I was going to leave it there, but it occurred to me that we haven’t heard a female performance since, well, the original. So to take us full circle (kinda), here’s the version from She & Him‘s 2014 covers album, Classics. It’s actually quite strange to hear the song done straight again…
And we’ll meet again… in a few days. It may even still be sunny.
Sharing thirteen versions of this song, is definitely overkill. I had planned to share a three-track single and then got carried away and started gathering all the versions I have. I will highlight my favourites as we go along…
The song in question is “Tokyo Wa Yoru No Shichiji” (literally “7pm in Tokyo”, but known in English as “The Night Is Still Young”), a 1993 single which was the first major release by Japanese alt-dance oddments Pizzicato Five after they’d slimmed down to a duo of Maki Nomiya and Yasuharu Konishi. It’s one of their straighter club dance tracks, rather than one of their quirky “modern retro” things like “Twiggy Twiggy” or “Baby Love Child”. At this stage they were still unknown in the West but the single would eventually appear on Matador’s second P5 compilation, The Sound Of Music, where I first heard it. The original version is still a favourite…
Link: Pizzicato Five – The Night Is Still Young (single version) – recommended pick!

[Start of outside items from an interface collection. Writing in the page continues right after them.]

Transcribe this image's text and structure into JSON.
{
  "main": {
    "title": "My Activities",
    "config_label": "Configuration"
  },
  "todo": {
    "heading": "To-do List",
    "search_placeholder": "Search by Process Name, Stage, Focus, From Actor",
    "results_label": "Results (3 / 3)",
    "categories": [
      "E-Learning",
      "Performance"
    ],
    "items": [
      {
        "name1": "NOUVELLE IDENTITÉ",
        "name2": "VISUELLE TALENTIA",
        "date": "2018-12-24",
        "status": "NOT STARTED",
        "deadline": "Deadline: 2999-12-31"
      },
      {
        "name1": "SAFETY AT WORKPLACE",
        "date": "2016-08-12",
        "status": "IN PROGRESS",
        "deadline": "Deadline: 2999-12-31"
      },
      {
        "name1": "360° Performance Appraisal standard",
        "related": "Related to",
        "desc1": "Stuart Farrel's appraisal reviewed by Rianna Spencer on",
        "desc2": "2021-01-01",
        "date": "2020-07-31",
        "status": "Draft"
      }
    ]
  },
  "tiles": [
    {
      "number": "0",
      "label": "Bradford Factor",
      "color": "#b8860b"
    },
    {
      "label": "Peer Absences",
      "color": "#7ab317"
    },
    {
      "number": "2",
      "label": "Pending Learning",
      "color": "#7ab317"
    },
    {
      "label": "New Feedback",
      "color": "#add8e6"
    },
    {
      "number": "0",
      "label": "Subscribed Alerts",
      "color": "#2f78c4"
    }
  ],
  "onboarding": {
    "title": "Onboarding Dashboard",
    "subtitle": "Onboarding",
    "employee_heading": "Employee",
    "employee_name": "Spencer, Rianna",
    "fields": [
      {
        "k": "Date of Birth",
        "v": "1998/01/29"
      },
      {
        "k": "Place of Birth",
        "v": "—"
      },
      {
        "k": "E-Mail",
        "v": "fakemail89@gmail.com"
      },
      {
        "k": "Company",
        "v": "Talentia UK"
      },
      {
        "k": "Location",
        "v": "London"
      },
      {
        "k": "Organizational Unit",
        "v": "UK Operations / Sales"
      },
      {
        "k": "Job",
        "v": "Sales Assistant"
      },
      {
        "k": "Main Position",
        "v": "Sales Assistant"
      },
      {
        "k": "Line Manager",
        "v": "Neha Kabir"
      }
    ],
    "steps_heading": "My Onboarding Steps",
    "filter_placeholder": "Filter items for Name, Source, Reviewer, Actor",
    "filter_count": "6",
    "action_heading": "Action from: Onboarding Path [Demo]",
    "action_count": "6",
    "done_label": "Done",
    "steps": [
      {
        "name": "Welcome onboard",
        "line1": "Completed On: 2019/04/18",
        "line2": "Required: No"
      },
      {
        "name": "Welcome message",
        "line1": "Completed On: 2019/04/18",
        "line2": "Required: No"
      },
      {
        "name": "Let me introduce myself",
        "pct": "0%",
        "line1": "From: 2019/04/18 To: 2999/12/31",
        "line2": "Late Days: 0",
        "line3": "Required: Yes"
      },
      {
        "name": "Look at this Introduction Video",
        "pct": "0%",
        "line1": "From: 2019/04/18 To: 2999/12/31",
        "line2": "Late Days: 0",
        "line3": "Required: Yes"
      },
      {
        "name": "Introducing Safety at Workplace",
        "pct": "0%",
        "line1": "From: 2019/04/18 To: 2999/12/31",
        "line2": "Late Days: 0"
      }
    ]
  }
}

The original single also featured an instrumental version (which I don’t have) and this mellower remix by Yukihiro Fukutomi:
Then in 1994, they revisited it in two very different versions. On the EP “A Television’s Workshop”, they did it in a more disco arrangement with rhythm guitar and strings. Nice! I suspect that if P5 themselves had to choose a definitive version, this might be the one. Probably the most immediately likeable version as well.
Link: Pizzicato Five – The Night Is Still Young (MFSB Readymade Mix) – recommended pick!
The other 1994 version was this remix (by Fukutomi again) which appeared on their album Overdose:
In 1995, during a promotional tour for The Sound Of Music, the duo did this live acoustic version for KCRW Los Angeles.
Link: Pizzicato Five – The Night Is Still Young (KCRW acoustic session) – recommended pick!
And when P5 finally split in 2001, their farewell compilation Pizzicato Five RIP (on their Japanese label Nippon Columbia, not Matador) featured yet another remix.
Since the split, both halves of the duo have revisited the song solo. Yasuharu was first, producing this 2006 version for his protege Karia Nomoto, aka Karly. “The First Cut” is the album version (the album being Dance Music, which I will share at some point), and is somewhere between the original and the Readymade MFSB arrangements:
Maki Nomiya waited a bit longer, and then put versions of “The Night Is Still Young” on four consecutive albums! The deluge started in 2012 when she marked 30 years in the business we call show by recording an album of “self covers”, including this:
I’m not sure that really adds anything to the previous versions. However, Nomiya’s more recent takes on the song, actually do something different with it. First is the swing arrangement on her 2014 live album Miss Maki Nomiya Sings Shibuya-kei Standards:
Link: Maki Nomiya – The Night Is Still Young (live) – recommended pick!
…which she also did a studio recording of for her 2015 album What The World Needs Now Is Love.
And her most recent re-invention of the song is this distinctively Japanese “bon odori” version, tacked on as a bonus track to her 2016 album Un Homme Et Une Femme. It’s a little bit cheesy, but an interesting twist all the same.